Real-world listening situations are complex and dynamic, often requiring us to tune out irrelevant auditory information. Understanding how the auditory system tackles this challenge is stifled by the constraints of current laboratory-based recording techniques. This study aims to overcome these constraints and develop better metrics of communication abilities under real-world listening conditions by using a new methodology that simultaneously measures auditory cortical and brainstem evoked responses during a selective attention task. It follows a growing trend of using a fewer stimulus presentations and natural stimuli (i.e., sentences) to evoke auditory brainstem responses. Online measures will be recorded during a task involving selective attention to two competing voices, mimicking the common daily experience of perceiving speech in noisy conditions. While many with normal auditory function can do this task with ease1, the ability to segregate two competing auditory streams is a daily challenge faced by many clinical populations2,3 and older adults4,5. Therefore, in an effort to pinpoint potential biomarkers of remediation, we seek to understand which aspects of auditory function are sensitive to experience and if this experience-dependent plasticity influences auditory perception during listening situations that require separating a target signal from noise (i.e., competing, irrelevant signals). Experience-dependent plasticity wil be assessed by testing bilinguals, a population known to have superior selective attention skills6-9, and monolinguals. This study is motivated by recent evidence that (a) the acoustic features of an attended speech sound are represented in the cortical response while the irrelevant stream is suppressed (when responses are measured by a multi-electrode array on the surface of the cortex) and (b) the auditory brainstem and cortex are sensitive to both the acoustic features of a stimulus and experience with that sound10-14 even under passive listening conditions8,9,15. From this evidence we hypothesize that the brainstem is dynamically involved in real-world listening situations and that the changes in the auditory brainstem response as a result of selective attention will pattern with attention-induced changes in cortical processing. Additionally, we predict that experience influences both selective attention and sensory processing during real- world communication. To test this, we will simultaneously record, using scalp electrodes, auditory brainstem responses and cortical responses as participants are actively attending to one of two competing talkers. We predict that selective attention will enhance both the brainstem and cortical responses to an attended talker and suppress the brainstem and cortical responses to an ignored talker. We predict that auditory experience will change the effect of selective attention on auditory processing, with greater auditory diversity through bilingualism leading to a greater effect of selective attention on auditory processing6,8,9. This study will improve our knowledge of the biological mechanisms engaged during more realistic listening conditions than typically employed in the laboratory and will identify aspects of auditory processing that may benefit from remediation.
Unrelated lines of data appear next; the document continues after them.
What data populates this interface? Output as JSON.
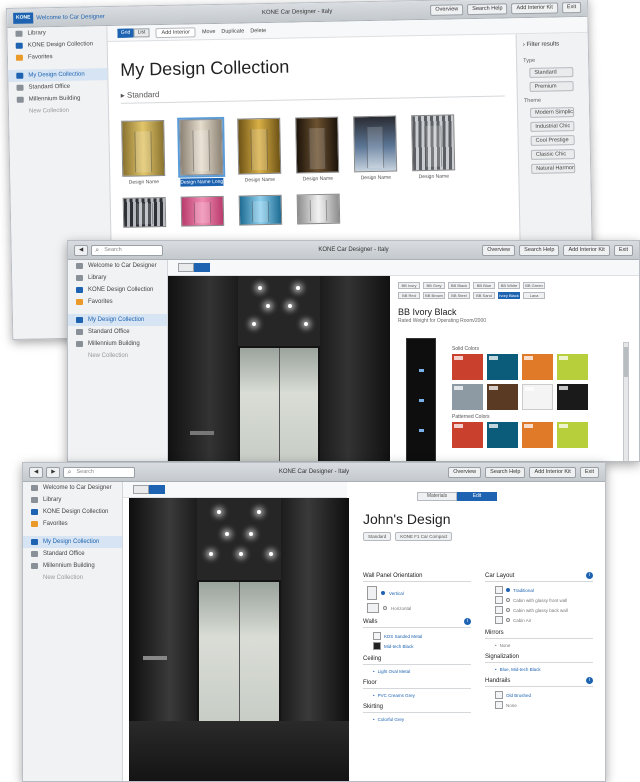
{
  "window1": {
    "app_title": "KONE Car Designer - Italy",
    "logo_text": "KONE",
    "welcome": "Welcome to Car Designer",
    "top_buttons": [
      "Overview",
      "Search Help",
      "Add Interior Kit",
      "Exit"
    ],
    "sidebar": [
      "Library",
      "KONE Design Collection",
      "Favorites",
      "My Design Collection",
      "Standard Office",
      "Millennium Building",
      "New Collection"
    ],
    "toolbar": [
      "Add Interior",
      "Move",
      "Duplicate",
      "Delete"
    ],
    "view_toggle": [
      "Grid",
      "List"
    ],
    "heading": "My Design Collection",
    "section": "Standard",
    "thumb_captions": [
      "Design Name",
      "Design Name Long Name",
      "Design Name",
      "Design Name",
      "Design Name",
      "Design Name"
    ],
    "filter": {
      "title": "Filter results",
      "group1_label": "Type",
      "group1": [
        "Standard",
        "Premium"
      ],
      "group2_label": "Theme",
      "group2": [
        "Modern Simplicity",
        "Industrial Chic",
        "Cool Prestige",
        "Classic Chic",
        "Natural Harmony"
      ]
    }
  },
  "window2": {
    "search_placeholder": "Search",
    "app_title": "KONE Car Designer - Italy",
    "top_buttons": [
      "Overview",
      "Search Help",
      "Add Interior Kit",
      "Exit"
    ],
    "sidebar": [
      "Welcome to Car Designer",
      "Library",
      "KONE Design Collection",
      "Favorites",
      "My Design Collection",
      "Standard Office",
      "Millennium Building",
      "New Collection"
    ],
    "finish_tabs": [
      "BB Ivory",
      "BB Grey",
      "BB Black",
      "BB Blue",
      "BB White",
      "BB Green",
      "BB Red",
      "BB Brown",
      "BB Steel",
      "BB Sand",
      "Ivory Black",
      "Lava"
    ],
    "finish_name": "BB Ivory Black",
    "finish_sub": "Rated Weight for Operating Room/2000",
    "swatch_titles": [
      "Solid Colors",
      "Patterned Colors"
    ]
  },
  "window3": {
    "search_placeholder": "Search",
    "app_title": "KONE Car Designer - Italy",
    "top_buttons": [
      "Overview",
      "Search Help",
      "Add Interior Kit",
      "Exit"
    ],
    "sidebar": [
      "Welcome to Car Designer",
      "Library",
      "KONE Design Collection",
      "Favorites",
      "My Design Collection",
      "Standard Office",
      "Millennium Building",
      "New Collection"
    ],
    "tabs": [
      "Materials",
      "Edit"
    ],
    "design_name": "John's Design",
    "pills": [
      "Standard",
      "KONE F1 Car Compact"
    ],
    "wall_panel_orientation": {
      "title": "Wall Panel Orientation",
      "options": [
        "Vertical",
        "Horizontal"
      ]
    },
    "car_layout": {
      "title": "Car Layout",
      "options": [
        "Traditional",
        "Cabin with glassy front wall",
        "Cabin with glassy back wall",
        "Cabin Air"
      ]
    },
    "walls": {
      "title": "Walls",
      "values": [
        "KDS Sanded Metal",
        "Mid-tech Black"
      ]
    },
    "mirrors": {
      "title": "Mirrors",
      "value": "None"
    },
    "ceiling": {
      "title": "Ceiling",
      "value": "Light Oval Metal"
    },
    "signalization": {
      "title": "Signalization",
      "value": "Blue, Mid-tech Black"
    },
    "floor": {
      "title": "Floor",
      "value": "PVC Creams Grey"
    },
    "handrails": {
      "title": "Handrails",
      "values": [
        "Old Brushed",
        "None"
      ]
    },
    "skirting": {
      "title": "Skirting",
      "value": "Colorful Grey"
    }
  },
  "colors": {
    "accent": "#1d63b1",
    "swatches_row1": [
      "#c9402c",
      "#0a5c7a",
      "#e07a28",
      "#b7cf3a"
    ],
    "swatches_row2": [
      "#8e9aa3",
      "#5b3a24",
      "#f4f4f4",
      "#1a1a1a"
    ],
    "swatches_row3": [
      "#c9402c",
      "#0a5c7a",
      "#e07a28",
      "#b7cf3a"
    ],
    "cabs": [
      "#c9a84a",
      "#d8cfbf",
      "#b8902e",
      "#3d2c17",
      "#2b3c55",
      "#9fa3a8"
    ]
  }
}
The study examines the effect of selective attention on auditory perception by examining how the brain actively engages with speech when it is presented amid distracting signals, a daily occurrence in real-world human communication. Additionally, this study explores how the neural mechanisms engaged during real-world listening situations can be shaped by auditory experience. By identifying the neural mechanisms underlying normal auditory function and plasticity of these mechanisms, this project provides the groundwork for developing strategies to assess and remediate communication problems.